Retrieve every line of the data holding the word "récurant".

(Stored data entries)

• • • • •

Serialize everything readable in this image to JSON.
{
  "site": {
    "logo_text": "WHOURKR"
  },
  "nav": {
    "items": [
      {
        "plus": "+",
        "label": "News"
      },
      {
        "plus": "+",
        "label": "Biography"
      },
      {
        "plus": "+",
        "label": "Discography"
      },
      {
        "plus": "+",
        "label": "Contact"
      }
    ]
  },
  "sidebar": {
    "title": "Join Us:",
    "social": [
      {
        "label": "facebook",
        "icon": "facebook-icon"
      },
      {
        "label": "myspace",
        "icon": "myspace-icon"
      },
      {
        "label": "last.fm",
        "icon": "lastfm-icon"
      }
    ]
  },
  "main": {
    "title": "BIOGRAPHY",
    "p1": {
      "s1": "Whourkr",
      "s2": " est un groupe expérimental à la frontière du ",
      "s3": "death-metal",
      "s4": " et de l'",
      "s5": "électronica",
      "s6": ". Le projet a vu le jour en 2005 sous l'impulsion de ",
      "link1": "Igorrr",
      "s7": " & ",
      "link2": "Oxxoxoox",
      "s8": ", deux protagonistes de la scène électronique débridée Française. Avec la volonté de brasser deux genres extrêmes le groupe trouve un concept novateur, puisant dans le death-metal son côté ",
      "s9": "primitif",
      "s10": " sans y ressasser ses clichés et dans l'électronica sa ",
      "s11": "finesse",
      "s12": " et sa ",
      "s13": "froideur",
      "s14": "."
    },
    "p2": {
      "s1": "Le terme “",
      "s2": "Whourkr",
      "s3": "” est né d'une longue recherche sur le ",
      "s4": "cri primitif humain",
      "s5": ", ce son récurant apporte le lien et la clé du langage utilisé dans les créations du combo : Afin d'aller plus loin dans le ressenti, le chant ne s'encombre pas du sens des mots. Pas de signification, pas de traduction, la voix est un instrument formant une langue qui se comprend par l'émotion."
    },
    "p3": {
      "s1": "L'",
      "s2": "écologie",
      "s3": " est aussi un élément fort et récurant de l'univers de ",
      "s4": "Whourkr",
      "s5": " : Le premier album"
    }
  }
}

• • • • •

Response to this task.
      "s5": ", ce son récurant apporte le lien et la clé du langage utilisé dans les créations du combo : Afin d'aller plus loin dans le ressenti, le chant ne s'encombre pas du sens des mots. Pas de signification, pas de traduction, la voix est un instrument formant une langue qui se comprend par l'émotion."
      "s3": " est aussi un élément fort et récurant de l'univers de ",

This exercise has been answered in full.